An outbreak of flu at the University of Michigan has sickened more than 500 people since early October. Local health officials have now brought in help from the Centers for Disease Control and Prevention to investigate the matter, which may offer a preview of the flu season this winter. One important consideration is that a majority of those sick so far have been unvaccinated.
As of this week, 528 cases of influenza have been reported by the university since October 6, according to a news release from the university. Most of these cases have been diagnosed recently, however, with over 300 reported last week alone. These cases have been tied to a commonly circulating subtype of influenza A known as H3N2.
The typical flu season in the U.S. can start as early as September and run through April. But the uncharacteristic size and spread of this outbreak at this point of the year was enough to prompt Michigan officials to call the CDC.

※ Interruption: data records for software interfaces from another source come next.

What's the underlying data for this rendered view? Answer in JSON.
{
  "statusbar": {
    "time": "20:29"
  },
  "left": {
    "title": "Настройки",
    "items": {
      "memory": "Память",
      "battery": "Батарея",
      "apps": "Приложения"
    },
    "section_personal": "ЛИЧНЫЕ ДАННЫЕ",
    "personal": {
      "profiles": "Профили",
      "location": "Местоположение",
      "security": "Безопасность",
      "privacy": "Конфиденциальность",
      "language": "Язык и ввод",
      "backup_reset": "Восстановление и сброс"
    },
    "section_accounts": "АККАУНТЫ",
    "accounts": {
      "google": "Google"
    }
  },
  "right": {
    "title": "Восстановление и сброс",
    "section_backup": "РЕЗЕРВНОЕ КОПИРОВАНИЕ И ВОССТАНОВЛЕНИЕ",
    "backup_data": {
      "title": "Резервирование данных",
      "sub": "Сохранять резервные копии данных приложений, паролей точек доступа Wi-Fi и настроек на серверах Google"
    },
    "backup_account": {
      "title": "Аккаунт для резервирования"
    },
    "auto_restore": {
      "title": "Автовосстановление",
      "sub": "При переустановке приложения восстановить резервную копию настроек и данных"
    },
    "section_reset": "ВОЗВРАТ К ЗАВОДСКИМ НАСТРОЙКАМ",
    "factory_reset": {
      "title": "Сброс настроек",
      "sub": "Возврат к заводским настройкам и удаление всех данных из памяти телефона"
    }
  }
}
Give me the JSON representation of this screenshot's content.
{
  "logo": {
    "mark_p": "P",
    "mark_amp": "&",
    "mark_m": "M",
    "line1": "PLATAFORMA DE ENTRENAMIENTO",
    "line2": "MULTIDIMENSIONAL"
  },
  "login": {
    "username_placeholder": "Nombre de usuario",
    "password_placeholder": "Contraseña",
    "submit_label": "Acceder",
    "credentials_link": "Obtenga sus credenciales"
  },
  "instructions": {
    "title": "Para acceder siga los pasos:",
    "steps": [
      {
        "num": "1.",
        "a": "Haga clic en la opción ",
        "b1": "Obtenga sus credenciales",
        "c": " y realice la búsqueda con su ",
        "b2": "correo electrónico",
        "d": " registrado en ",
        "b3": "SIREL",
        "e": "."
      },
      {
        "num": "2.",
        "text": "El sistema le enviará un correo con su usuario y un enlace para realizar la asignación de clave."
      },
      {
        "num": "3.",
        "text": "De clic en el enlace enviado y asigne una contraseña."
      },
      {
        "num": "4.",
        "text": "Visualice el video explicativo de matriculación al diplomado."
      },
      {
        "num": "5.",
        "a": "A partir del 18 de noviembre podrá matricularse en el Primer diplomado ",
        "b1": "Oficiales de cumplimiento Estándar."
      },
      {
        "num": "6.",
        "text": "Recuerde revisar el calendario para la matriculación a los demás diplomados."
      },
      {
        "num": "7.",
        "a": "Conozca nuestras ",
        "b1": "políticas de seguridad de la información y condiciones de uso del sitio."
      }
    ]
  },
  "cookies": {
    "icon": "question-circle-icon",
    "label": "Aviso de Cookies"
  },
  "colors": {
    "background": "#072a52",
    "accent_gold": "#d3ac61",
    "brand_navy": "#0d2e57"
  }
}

“While we often start to see some flu activity now, the size of this outbreak is unusual,” Juan Luis Marquez, a medical director with the Washtenaw County Health Department, is quoted as saying in the university release.
Last winter, the seasonal flu took an unexpected hiatus, thanks largely to social distancing and other measures like mask-wearing that were implemented to slow the spread of the covid-19 pandemic. Though covid-19 still managed to cause the largest peak of illness seen in the U.S. to date during those months, the less contagious flu effectively disappeared.
But states and the federal government have made it clear that mass vaccination, not restrictive measures, will be the primary strategy for controlling the pandemic moving forward. So Americans are likely to spend more time around others and in large gatherings this winter. Many experts remain wary that we may see a resurgence of both the flu and covid-19—a so-called twindemic. Cases of covid-19 in the U.S. have started to climb again recently after a dropoff, while deaths and hospitalizations remain stubbornly high. While it’s too early to tell whether the flu will return to full strength this year, the current outbreak at the University of Michigan isn’t an encouraging sign.
“This outbreak doesn’t necessarily have an immediate impact on the broader local community, but it does raise concerns about what the flu season may bring,” said Marquez.
Of course, we have vaccines available to train our immune systems against both viruses. The original covid-19 shots continue to provide high protection against the worst outcomes of the disease, and it’s become clear by now that booster doses are restoring the vaccines’ high level of effectiveness against infection and transmission, at least temporarily. The seasonal flu vaccine is generally less effective against the fast-evolving flu, but it still prevents a sizable number of sick days, hospitalizations, and deaths every year. Notably, 77% of the cases during this latest outbreak in Michigan were unvaccinated.
Officials are recommending that everyone at the university get vaccinated as soon as possible, and the university is holding a vaccination drive on Tuesday.